I just read a book by a mega-church pastor named Lance Hahn, who suffers from anxiety disorder and panic attacks. It’s entitled How to Live in Fear: Mastering the Art of Freaking Out. I’m reviewing it for HarperCollins. I must say, I’m liking Hahn’s perspective: honest, gracious, realistic, and non-churchy. I think this would be a good read for anyone who suffers from anxiety or is in a close relationship with someone who does (probably most of us). It’s not great literature or a tremendously profound read, but it’s raw and honest. And I think the church has read enough garbage about anxiety to last a few generations. Yes, we must trust God. But anxiety is not a lack of faith. It’s a chemical reaction to a perceived threat. Hahn discusses medication, therapy, and re-adjusting your lifestyle to allow for and compensate for panic attacks. He gives helpful advice about how to minimize anxiety and live a fulfilling and productive life without ruining the lives of the people you love. This is a quick and helpful read for anyone desiring a better understanding of anxiety and fear. (FYI–I received this book for free because I review for Book Look Bloggers.)
I want more time. I want more rest and relaxation. I want less stress, more vacation. Less craziness, more balance. Less anxiety, more peace. Less perfectionism, more grace.
But do I want them enough to alter my life?? Continue reading
I am not a philanthropist, not a CEO, not a socialite. I’m just a suburb mom, and I have some confessions to make. Frankly, I’m a little tired of the pressure put on our families to succeed and surpass. At what, I don’t know. Our city? The world at large? Whatever this lofty goal is, it’s exhausting. And it’s cramping my style. I have a few bones to pick with suburban culture.

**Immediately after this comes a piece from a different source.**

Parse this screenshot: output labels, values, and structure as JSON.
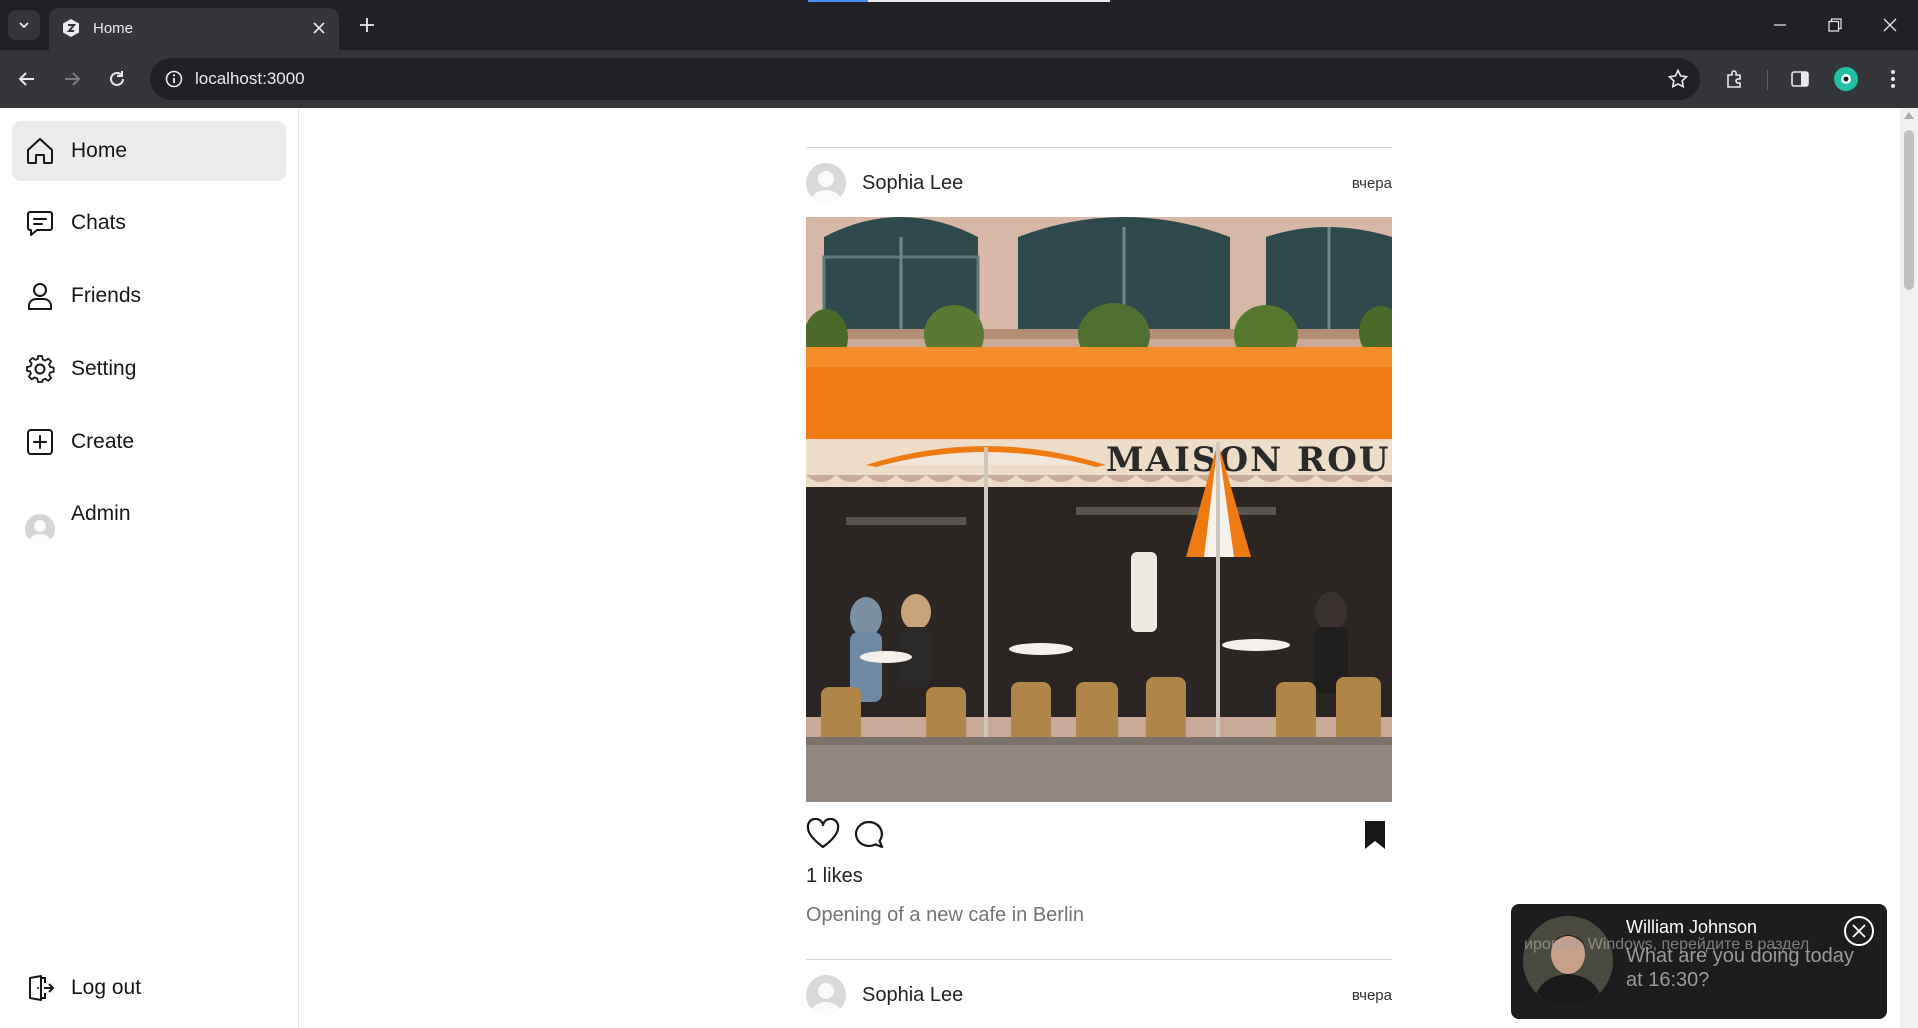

1. I don’t think I should feel embarrassed to walk to the bus stop in my pajamas. We all wear them. And our kids go to school early. None of us moms wake up with make-up on and hair done. Just because I’m not magazine-ready at 7 am, that doesn’t mean I won’t be doing anything today. I don’t even have elementary kids anymore, but this still bothers me. Pajama moms, I salute you! My embarrassment has subsided now because I usually drive my kids to school and no one can see my pajama pants or bed hair from outside the car. I will shower, I promise. I just don’t think I need to impress the other moms who are on their way to work already.
I work. Just later. And sometimes in my pajamas.
2. Swim team is not an essential element to summer. There, I said it. My kids play sports all year, so we like to take the summer off. No competitions, no practices, no schedules. Except for swimming lessons when they were little, of course, because it would be a crime if my kids couldn’t swim. I just wish I didn’t feel the need to explain it. Obviously, the pressure is still getting to me because here I am putting it in a blog. My kids didn’t do swim team. Yet another great American tragedy. They didn’t do cotillion, either. Gasp!
3. I like to do my own housework. I do. It’s a confession because the truly successful suburb moms hire out all their housework. Lawn guy, handyman, dry cleaning, maid service, day care, spa, hair salon, dog groomer, pool guy, nanny, take-out. But not me. I iron. I cook. I dust. I weed. Don’t get me wrong–sometimes I resent it. But mostly, I just resent feeling feeling provincial because I do it. I actually like laundry. You wash it, dry it, fold it, ta-da! Something got accomplished today. Something that can’t be compared to someone else, that will never be discussed because it’s too insignificant.
4. I’m a soccer mom, but I’m not a soccer mom. (You know the difference if your kid plays soccer!) I don’t like soccer moms and dads. They are birthed sometime after their kids stop chasing butterflies on the field and before their children actually become skilled. Soccer parents’ behavior gets incrementally worse until their little soccer stars become older teenagers and threaten them into silence. But until that time, moms and dads are screaming at refs and calling fouls they don’t understand. And their kids are learning that life should always treat them fairly and that performing is critical in their relationship to their parents. Hence, the next thing I have to confess.
5. I am so over the competitive spirit of the suburbs. It’s akin to Olympic fever. It amasses intense training, strategy, and celebration, all with a sense of family patriotism and urgency to win now because we might not get another chance. Kids are placed on course to achieve, plain and simple. The future seems to hang in the balance over every event–school, music, sports, manners. Parents pick the kind of college they want their kids to attend, and they plan backwards, all the way into preschool. Every kid must have a sport, an art, a premiere education, a social life, a religious foundation, and a host of extra-curriculars like Boy Scouts, community service, and foreign travel. It’s all good stuff. I’m not arguing that. But unlike the rest of the world, we believe that all of it is essential. And to provide such illustrious opportunities, both father and mother must work themselves to death.
No idea, other than move to a farm and try non-schooling. But that would really stress me out. And I draw the line at growing my own food. That’s at least one reason I am a suburb mom.